I heard the following conversation a few nights ago while on the bus ride home between the bus driver and a passenger regarding a survey that RTD was administering to a few riders on each bus.

“That survey was like a book.”

“It even had chapters.”

“I think they get paid by the question.”

Of course they were referring to the rather long survey that the rider had just taken.  Granted, she was on a regional bus and was a relatively captive audience (I have no idea how they’re doing this on city buses), but she still appeared put off by the long survey.

Surveys do appear to be getting longer.   While there are many reasons for this, such as a greater need by businesses and organizations to get more information to base decisions on, and conducting complex analyses which need more data points, one key reason, in my opinion, is the expense of gaining cooperation.

Getting an individual to participate is one of the most costly parts of survey research.  As participation has fallen for most modes, researchers have had to make more phone calls for telephone surveys, mail more letters for mail surveys, and send more invites for online surveys.  As the number of contacts have increased – and often the incentives, too – so have the overall cost.  So, since it costs the most to get someone to participate, once you have them – I believe the thinking goes – you might as well ask more questions to get your money’s worth.

And therein lies the problem in my opinion.  Longer surveys turn people off (though in some instances a participant whom is highly interested in the topic may not mind) so next time they’re invited to participate, they’re less likely to do so.  Gaining participation is then harder, driving costs up further.  The process repeats.
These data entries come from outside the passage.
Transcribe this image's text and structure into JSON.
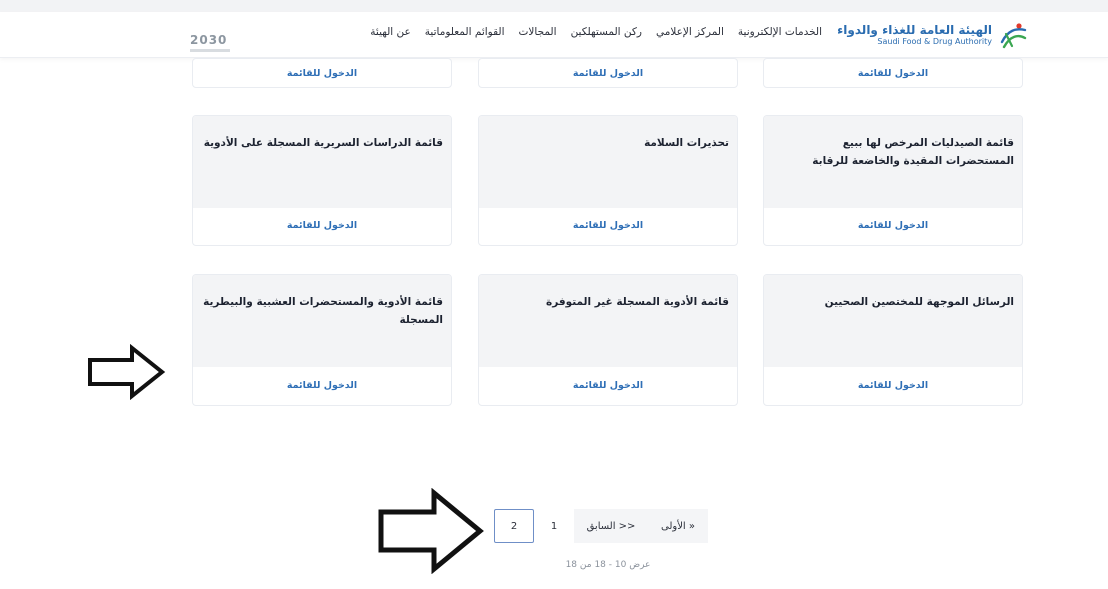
{
  "header": {
    "logo_ar": "الهيئة العامة للغذاء والدواء",
    "logo_en": "Saudi Food & Drug Authority",
    "vision": "2030",
    "nav": [
      "عن الهيئة",
      "القوائم المعلوماتية",
      "المجالات",
      "ركن المستهلكين",
      "المركز الإعلامي",
      "الخدمات الإلكترونية"
    ]
  },
  "cards": {
    "link_label": "الدخول للقائمة",
    "row2": [
      "قائمة الصيدليات المرخص لها ببيع المستحضرات المقيدة والخاضعة للرقابة",
      "تحذيرات السلامة",
      "قائمة الدراسات السريرية المسجلة على الأدوية"
    ],
    "row3": [
      "الرسائل الموجهة للمختصين الصحيين",
      "قائمة الأدوية المسجلة غير المتوفرة",
      "قائمة الأدوية والمستحضرات العشبية والبيطرية المسجلة"
    ]
  },
  "pagination": {
    "pages": [
      "2",
      "1"
    ],
    "active": "2",
    "previous": "<< السابق",
    "first": "« الأولى",
    "results": "عرض 10 - 18 من 18"
  },
  "colors": {
    "accent": "#2f6fb6",
    "card_bg": "#f3f4f6",
    "active_border": "#6f8fc7"
  }
}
While it is difficult – for both clients and us researchers – to limit the amount of questions we want to ask, we must appreciate a respondent’s time, even when they’re a captive audience.